When building an effective Indigenous engagement strategy or program, there are many simple things you can do which will go a long way to getting your relationship off to a good start.
1. Research the community and governing parties before going to the community. This is a basic “due diligence” step that reaps great benefits. It is a sign of respect to arrive at a meeting with a solid knowledge of who the chief is and when they were elected, the names of the hereditary chiefs, the names of the Councilors, and the various departments. You are advised to know if they have settled treaties or where they are in the treaty process and the issues at stake. It is also advisable to find out the historical view of the community towards your particular type of project. Time spent on the community website is time well spent, however, not all communities have websites and not all communities have the capacity to keep the websites up to date.
Some key items to search for include:
- Community profiles and statistics
- Fishing, hunting, and gathering activities
- Spiritual activities
- Tribal council affiliations
- Treaty office affiliations
- Community priorities
- Date of next band election
- Media coverage of any issues
- Past agreements - written or verbal
It is also respectful to have a comfortable understanding of the history and culture of the community. One of the biggest errors companies make is not recognizing the cultural diversity of each individual community. Find out all you can about the culture, cultural events, and celebrations. Of equal importance is finding out the challenges that the community faces and what issues are of greatest concern to the chief and council.

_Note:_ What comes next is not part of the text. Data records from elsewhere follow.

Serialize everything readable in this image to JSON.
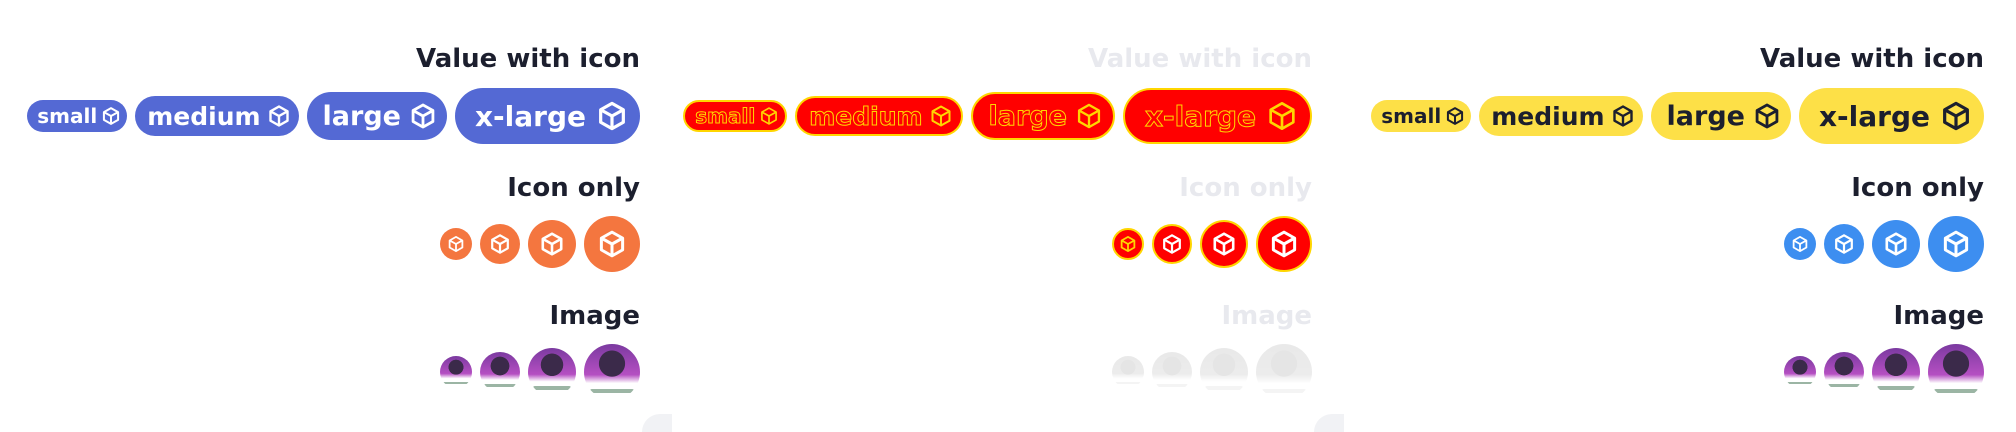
{
  "panels": [
    {
      "theme": "blue-orange",
      "colors": {
        "badge": "#5469d4",
        "icon_only": "#f4763f"
      },
      "value_with_icon_title": "Value with icon",
      "icon_only_title": "Icon only",
      "image_title": "Image",
      "badges": [
        "small",
        "medium",
        "large",
        "x-large"
      ]
    },
    {
      "theme": "faded-highlighted",
      "colors": {
        "badge": "#ff0000",
        "outline": "#ffd600"
      },
      "value_with_icon_title": "Value with icon",
      "icon_only_title": "Icon only",
      "image_title": "Image",
      "badges": [
        "small",
        "medium",
        "large",
        "x-large"
      ]
    },
    {
      "theme": "yellow-blue",
      "colors": {
        "badge": "#fde047",
        "icon_only": "#3d8ef0"
      },
      "value_with_icon_title": "Value with icon",
      "icon_only_title": "Icon only",
      "image_title": "Image",
      "badges": [
        "small",
        "medium",
        "large",
        "x-large"
      ]
    }
  ],
  "icon": "cube-icon"
}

2. Try to establish a relationship and meet before you need something. If you are planning a project on or near traditional or treaty lands, then it is inevitable that you will at some point need something from the community leaders. You will need to know rather than just turn up at their office with your needs front and centre and expecting a prompt and positive response, take the time to build a relationship. Take a moment and put yourself in their shoes - Chief and Council are responsible for health, education, housing, finances, and economic development, to name a few, and these responsibilities take precedence over you and your project. The most common thing we hear from communities is that they are bombarded with requests for meetings and decisions and simply don’t have the time to attend to them all.
Plan ahead and attend a community cultural event, or, contact the community and find out if you can sponsor or support an event.
Establish a positive presence before you make a request - you are trying to establish a relationship that will support and benefit your project for the life of your project. Time spent building the relationship in the early phase is a wise and valuable investment of your time and resources. As the saying goes “you only have one chance to make a first impression.”
- This post is the first in our "Must-Dos and Don’ts” Series. Read the second now:
- Six "Must Don'ts" for an Effective Indigenous Engagement Strategy - #2 in Series